First, there’s a “senior official” on the Trump transition team who was at Trump’s Mar-a-Lago resort on Dec. 29. According to his statement of offense, Flynn made a call that day to “a senior official” who was “with other senior members” of the transition team at Mar-a-Lago. This was the day after the Obama administration had announced sanctions against Russia in response to Russia’s interference in the 2016 election and Russian ambassador Sergey Kislyak had contacted Flynn for a chat.

In that Dec. 29 call, Flynn and other members of the Trump transition team, according to the statement of offense, “discussed the U.S. Sanctions, including the potential impact of those sanctions on the incoming administration’s foreign policy goals.” Then, “immediately” after talking to the official, Flynn called the Russian ambassador and asked that Russia not escalate the situation. Fox NewsCNN and ABC reported Friday that K.T. McFarland, a former top administration official Trump has nominated to become an ambassador, was the “senior official” in question.

Mark Wilson via Getty Images

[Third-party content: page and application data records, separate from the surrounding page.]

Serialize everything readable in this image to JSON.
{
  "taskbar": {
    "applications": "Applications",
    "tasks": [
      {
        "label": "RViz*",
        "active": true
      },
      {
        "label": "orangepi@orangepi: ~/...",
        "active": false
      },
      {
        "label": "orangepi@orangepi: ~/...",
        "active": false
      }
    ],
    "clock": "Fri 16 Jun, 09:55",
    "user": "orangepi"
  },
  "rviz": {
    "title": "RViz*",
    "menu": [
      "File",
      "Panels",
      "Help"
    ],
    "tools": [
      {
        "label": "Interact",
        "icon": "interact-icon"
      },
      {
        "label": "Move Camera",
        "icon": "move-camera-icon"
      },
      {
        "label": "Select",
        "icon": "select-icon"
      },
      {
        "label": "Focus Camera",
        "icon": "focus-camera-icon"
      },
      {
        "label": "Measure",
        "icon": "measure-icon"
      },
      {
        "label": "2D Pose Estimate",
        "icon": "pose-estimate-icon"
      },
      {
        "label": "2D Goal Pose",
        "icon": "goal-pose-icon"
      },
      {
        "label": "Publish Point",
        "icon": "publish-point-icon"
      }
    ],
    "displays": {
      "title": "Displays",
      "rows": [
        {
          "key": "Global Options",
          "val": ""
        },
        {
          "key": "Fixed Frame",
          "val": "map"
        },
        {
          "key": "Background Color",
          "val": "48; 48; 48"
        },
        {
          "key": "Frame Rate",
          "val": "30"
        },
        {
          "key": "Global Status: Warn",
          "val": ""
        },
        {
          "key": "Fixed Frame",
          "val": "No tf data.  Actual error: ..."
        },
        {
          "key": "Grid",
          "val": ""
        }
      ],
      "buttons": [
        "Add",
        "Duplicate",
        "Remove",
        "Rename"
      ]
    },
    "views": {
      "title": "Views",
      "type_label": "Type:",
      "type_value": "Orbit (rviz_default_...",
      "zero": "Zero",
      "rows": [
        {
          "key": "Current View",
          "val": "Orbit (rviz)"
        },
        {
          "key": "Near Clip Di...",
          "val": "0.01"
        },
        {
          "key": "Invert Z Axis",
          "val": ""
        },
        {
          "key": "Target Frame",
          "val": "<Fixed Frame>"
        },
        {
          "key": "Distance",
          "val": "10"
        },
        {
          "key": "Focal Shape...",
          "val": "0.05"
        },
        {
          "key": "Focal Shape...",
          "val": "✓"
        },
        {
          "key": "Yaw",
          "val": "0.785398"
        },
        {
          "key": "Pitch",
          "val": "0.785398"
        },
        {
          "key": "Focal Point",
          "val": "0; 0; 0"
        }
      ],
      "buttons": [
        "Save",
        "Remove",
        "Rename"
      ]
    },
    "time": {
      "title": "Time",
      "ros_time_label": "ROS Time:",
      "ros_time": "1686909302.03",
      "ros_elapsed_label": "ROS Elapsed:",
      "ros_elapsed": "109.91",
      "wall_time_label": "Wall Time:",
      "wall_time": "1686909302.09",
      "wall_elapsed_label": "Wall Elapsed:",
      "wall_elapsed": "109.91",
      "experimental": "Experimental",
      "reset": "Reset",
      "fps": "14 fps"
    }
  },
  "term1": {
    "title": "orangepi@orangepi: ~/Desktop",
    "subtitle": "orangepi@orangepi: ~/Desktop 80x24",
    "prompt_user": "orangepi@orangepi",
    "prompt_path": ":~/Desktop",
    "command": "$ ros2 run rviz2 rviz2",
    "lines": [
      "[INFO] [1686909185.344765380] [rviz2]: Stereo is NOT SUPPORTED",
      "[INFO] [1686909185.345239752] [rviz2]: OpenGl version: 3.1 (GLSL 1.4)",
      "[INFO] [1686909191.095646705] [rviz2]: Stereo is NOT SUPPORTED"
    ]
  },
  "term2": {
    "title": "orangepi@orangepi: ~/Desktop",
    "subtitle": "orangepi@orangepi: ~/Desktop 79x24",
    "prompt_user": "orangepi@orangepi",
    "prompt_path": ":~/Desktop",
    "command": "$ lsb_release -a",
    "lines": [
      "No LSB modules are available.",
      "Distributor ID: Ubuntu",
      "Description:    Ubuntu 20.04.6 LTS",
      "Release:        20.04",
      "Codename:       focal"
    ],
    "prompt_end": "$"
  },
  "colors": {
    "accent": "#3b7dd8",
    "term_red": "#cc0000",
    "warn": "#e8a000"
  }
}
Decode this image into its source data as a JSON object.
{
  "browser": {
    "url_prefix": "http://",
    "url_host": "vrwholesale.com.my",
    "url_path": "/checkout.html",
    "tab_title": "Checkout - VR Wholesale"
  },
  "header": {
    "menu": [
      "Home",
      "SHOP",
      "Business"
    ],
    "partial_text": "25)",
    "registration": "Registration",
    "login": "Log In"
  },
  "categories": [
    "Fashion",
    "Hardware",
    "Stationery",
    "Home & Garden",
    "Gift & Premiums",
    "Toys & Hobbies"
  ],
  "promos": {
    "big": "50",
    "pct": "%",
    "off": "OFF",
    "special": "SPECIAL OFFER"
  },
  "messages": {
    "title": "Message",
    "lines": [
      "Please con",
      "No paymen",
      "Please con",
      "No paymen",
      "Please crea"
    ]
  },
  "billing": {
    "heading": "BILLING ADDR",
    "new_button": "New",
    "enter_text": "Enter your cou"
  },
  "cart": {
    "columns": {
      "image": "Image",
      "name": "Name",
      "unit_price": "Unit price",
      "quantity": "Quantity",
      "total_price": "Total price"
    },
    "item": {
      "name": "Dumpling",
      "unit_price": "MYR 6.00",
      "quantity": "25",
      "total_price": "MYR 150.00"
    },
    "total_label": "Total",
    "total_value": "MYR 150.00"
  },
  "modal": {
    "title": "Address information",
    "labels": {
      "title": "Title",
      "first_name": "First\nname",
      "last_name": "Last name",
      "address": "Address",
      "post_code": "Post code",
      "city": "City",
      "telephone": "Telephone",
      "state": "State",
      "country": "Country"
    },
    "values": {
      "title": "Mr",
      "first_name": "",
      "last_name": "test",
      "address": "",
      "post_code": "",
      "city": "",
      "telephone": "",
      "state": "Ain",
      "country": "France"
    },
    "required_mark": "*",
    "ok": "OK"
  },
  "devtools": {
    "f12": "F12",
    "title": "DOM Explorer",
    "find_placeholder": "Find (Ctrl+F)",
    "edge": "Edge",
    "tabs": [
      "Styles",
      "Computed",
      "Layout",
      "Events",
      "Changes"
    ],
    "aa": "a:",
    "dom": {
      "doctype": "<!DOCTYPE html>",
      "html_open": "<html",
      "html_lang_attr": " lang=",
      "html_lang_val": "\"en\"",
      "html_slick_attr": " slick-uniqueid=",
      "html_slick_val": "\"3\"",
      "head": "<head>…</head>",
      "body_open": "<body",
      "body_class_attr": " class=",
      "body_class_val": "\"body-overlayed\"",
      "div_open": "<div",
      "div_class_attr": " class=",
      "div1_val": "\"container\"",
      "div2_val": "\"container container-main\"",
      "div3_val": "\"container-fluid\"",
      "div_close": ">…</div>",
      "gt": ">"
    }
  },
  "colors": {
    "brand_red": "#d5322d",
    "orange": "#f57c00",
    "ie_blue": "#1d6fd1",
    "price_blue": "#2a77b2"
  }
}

Second, there’s the “very senior member of the Presidential Transition Team” who, on Dec. 22, directed Flynn to call other countries, including Russia, to learn where governments stood on a U.N. Security Council resolution on Israeli settlements. Multiple outlets have reported that this is Jared Kushner, Trump’s son-in-law and adviser. Flynn, according to his statement of offense, requested that Russia either vote against or delay the resolution. Flynn admitted he lied when he told FBI agents that he asked only for their position on the vote and didn’t request they take any particular action.

Flynn’s admissions that he acted on behalf of the Trump transition team to interfere with U.S. foreign policy raises the potential of charges under the Logan Act, a never-used 1799 statute than bans citizens from interfering in foreign relations, as well as potential other criminal statutes.

As part of his plea deal, Flynn has agreed to “cooperate fully, truthfully, completely, and forthrightly” with Mueller’s office or any other federal, state and local law enforcement authorities Mueller’s office identifies where Flynn’s cooperation would be relevant. Flynn also must “promptly” turn over “any and all evidence of crimes” of which he’s aware.

Ryan Reilly is HuffPost’s senior justice reporter, covering criminal justice, federal law enforcement and legal affairs. Have a tip? Reach him at ryan.reilly@huffpost.com or on Signal at (202) 527-9261.